Problem.
Retype the listing in full. Change nothing.

Given data.

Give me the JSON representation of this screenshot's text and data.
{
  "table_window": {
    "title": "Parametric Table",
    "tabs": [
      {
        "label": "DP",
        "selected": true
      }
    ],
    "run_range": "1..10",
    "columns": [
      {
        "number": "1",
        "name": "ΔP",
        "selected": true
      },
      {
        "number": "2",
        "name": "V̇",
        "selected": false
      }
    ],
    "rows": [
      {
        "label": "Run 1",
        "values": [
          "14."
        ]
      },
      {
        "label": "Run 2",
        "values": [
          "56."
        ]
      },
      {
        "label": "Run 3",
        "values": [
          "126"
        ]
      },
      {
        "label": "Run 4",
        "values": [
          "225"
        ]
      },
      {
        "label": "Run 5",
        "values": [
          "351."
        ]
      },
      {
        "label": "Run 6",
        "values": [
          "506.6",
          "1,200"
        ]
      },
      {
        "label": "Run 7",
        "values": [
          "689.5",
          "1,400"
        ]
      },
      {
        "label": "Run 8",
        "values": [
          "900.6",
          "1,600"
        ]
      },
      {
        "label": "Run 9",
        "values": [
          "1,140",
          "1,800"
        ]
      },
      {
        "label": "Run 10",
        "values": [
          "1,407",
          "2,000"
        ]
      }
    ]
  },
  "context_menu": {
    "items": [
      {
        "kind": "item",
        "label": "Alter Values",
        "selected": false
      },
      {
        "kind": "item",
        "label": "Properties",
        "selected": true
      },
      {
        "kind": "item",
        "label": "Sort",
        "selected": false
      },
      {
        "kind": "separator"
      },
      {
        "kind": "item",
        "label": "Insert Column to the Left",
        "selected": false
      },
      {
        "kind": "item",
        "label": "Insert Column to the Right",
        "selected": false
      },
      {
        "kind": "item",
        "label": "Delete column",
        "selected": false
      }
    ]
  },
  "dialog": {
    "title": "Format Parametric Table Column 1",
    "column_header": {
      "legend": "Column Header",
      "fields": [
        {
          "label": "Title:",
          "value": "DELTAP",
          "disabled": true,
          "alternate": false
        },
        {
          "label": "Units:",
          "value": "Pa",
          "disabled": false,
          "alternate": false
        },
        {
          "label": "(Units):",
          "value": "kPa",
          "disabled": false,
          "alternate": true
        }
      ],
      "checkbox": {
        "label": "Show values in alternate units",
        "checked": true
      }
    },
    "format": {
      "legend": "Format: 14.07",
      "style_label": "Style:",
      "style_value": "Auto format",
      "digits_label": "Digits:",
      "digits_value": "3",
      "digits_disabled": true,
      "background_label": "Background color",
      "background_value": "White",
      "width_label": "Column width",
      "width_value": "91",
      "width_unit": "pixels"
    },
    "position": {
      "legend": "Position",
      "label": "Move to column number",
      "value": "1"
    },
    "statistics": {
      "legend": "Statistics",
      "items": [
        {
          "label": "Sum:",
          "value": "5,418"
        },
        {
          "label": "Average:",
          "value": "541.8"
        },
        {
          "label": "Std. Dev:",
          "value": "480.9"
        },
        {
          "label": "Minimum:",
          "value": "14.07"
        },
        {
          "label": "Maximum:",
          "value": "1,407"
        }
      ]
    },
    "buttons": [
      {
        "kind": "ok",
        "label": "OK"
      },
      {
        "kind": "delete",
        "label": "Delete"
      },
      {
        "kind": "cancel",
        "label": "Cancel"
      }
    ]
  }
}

Exercise answer.
Give me the JSON representation of this screenshot's text and data.
{
  "table_window": {
    "title": "Parametric Table",
    "tabs": [
      {
        "label": "DP",
        "selected": true
      }
    ],
    "run_range": "1..10",
    "columns": [
      {
        "number": "1",
        "name": "ΔP",
        "selected": true
      },
      {
        "number": "2",
        "name": "V̇",
        "selected": false
      }
    ],
    "rows": [
      {
        "label": "Run 1",
        "values": [
          "14."
        ]
      },
      {
        "label": "Run 2",
        "values": [
          "56."
        ]
      },
      {
        "label": "Run 3",
        "values": [
          "126"
        ]
      },
      {
        "label": "Run 4",
        "values": [
          "225"
        ]
      },
      {
        "label": "Run 5",
        "values": [
          "351."
        ]
      },
      {
        "label": "Run 6",
        "values": [
          "506.6",
          "1,200"
        ]
      },
      {
        "label": "Run 7",
        "values": [
          "689.5",
          "1,400"
        ]
      },
      {
        "label": "Run 8",
        "values": [
          "900.6",
          "1,600"
        ]
      },
      {
        "label": "Run 9",
        "values": [
          "1,140",
          "1,800"
        ]
      },
      {
        "label": "Run 10",
        "values": [
          "1,407",
          "2,000"
        ]
      }
    ]
  },
  "context_menu": {
    "items": [
      {
        "kind": "item",
        "label": "Alter Values",
        "selected": false
      },
      {
        "kind": "item",
        "label": "Properties",
        "selected": true
      },
      {
        "kind": "item",
        "label": "Sort",
        "selected": false
      },
      {
        "kind": "separator"
      },
      {
        "kind": "item",
        "label": "Insert Column to the Left",
        "selected": false
      },
      {
        "kind": "item",
        "label": "Insert Column to the Right",
        "selected": false
      },
      {
        "kind": "item",
        "label": "Delete column",
        "selected": false
      }
    ]
  },
  "dialog": {
    "title": "Format Parametric Table Column 1",
    "column_header": {
      "legend": "Column Header",
      "fields": [
        {
          "label": "Title:",
          "value": "DELTAP",
          "disabled": true,
          "alternate": false
        },
        {
          "label": "Units:",
          "value": "Pa",
          "disabled": false,
          "alternate": false
        },
        {
          "label": "(Units):",
          "value": "kPa",
          "disabled": false,
          "alternate": true
        }
      ],
      "checkbox": {
        "label": "Show values in alternate units",
        "checked": true
      }
    },
    "format": {
      "legend": "Format: 14.07",
      "style_label": "Style:",
      "style_value": "Auto format",
      "digits_label": "Digits:",
      "digits_value": "3",
      "digits_disabled": true,
      "background_label": "Background color",
      "background_value": "White",
      "width_label": "Column width",
      "width_value": "91",
      "width_unit": "pixels"
    },
    "position": {
      "legend": "Position",
      "label": "Move to column number",
      "value": "1"
    },
    "statistics": {
      "legend": "Statistics",
      "items": [
        {
          "label": "Sum:",
          "value": "5,418"
        },
        {
          "label": "Average:",
          "value": "541.8"
        },
        {
          "label": "Std. Dev:",
          "value": "480.9"
        },
        {
          "label": "Minimum:",
          "value": "14.07"
        },
        {
          "label": "Maximum:",
          "value": "1,407"
        }
      ]
    },
    "buttons": [
      {
        "kind": "ok",
        "label": "OK"
      },
      {
        "kind": "delete",
        "label": "Delete"
      },
      {
        "kind": "cancel",
        "label": "Cancel"
      }
    ]
  }
}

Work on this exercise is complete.